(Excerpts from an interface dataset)
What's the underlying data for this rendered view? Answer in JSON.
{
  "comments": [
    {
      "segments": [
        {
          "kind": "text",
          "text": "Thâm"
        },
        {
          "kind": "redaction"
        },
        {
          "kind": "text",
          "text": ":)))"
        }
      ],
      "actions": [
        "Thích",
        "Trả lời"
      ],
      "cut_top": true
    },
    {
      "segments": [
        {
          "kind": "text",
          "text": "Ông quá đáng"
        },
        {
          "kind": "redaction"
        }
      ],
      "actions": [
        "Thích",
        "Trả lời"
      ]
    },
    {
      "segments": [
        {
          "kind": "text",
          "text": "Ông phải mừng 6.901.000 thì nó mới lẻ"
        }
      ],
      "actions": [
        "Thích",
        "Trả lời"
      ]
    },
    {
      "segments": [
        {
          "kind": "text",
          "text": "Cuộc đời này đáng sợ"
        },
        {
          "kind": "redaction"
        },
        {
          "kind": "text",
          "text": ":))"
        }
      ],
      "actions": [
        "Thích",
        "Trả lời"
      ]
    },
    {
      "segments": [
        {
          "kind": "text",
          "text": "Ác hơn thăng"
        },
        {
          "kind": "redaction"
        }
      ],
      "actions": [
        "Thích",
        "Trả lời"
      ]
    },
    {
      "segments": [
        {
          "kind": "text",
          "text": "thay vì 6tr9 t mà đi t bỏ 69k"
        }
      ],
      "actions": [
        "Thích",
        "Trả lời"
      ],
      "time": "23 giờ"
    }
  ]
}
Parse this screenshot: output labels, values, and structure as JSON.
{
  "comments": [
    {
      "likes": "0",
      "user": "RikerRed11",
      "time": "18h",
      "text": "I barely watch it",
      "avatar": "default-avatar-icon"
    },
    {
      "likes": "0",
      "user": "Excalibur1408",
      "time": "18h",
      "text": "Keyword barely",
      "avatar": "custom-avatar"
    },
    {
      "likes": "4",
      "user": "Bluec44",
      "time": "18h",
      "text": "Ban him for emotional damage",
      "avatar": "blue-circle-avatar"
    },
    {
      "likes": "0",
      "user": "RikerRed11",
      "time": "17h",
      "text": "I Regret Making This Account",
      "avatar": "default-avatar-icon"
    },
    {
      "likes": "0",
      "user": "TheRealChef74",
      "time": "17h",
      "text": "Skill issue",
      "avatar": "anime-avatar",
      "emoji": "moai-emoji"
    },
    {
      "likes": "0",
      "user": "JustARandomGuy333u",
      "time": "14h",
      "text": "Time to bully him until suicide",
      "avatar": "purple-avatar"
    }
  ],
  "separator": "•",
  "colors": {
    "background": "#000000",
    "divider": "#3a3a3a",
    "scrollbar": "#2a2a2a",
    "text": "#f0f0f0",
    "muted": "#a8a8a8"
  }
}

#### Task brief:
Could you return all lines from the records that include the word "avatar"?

#### Final answer:
      "avatar": "default-avatar-icon"
      "avatar": "custom-avatar"
      "avatar": "blue-circle-avatar"
      "avatar": "default-avatar-icon"
      "avatar": "anime-avatar",
      "avatar": "purple-avatar"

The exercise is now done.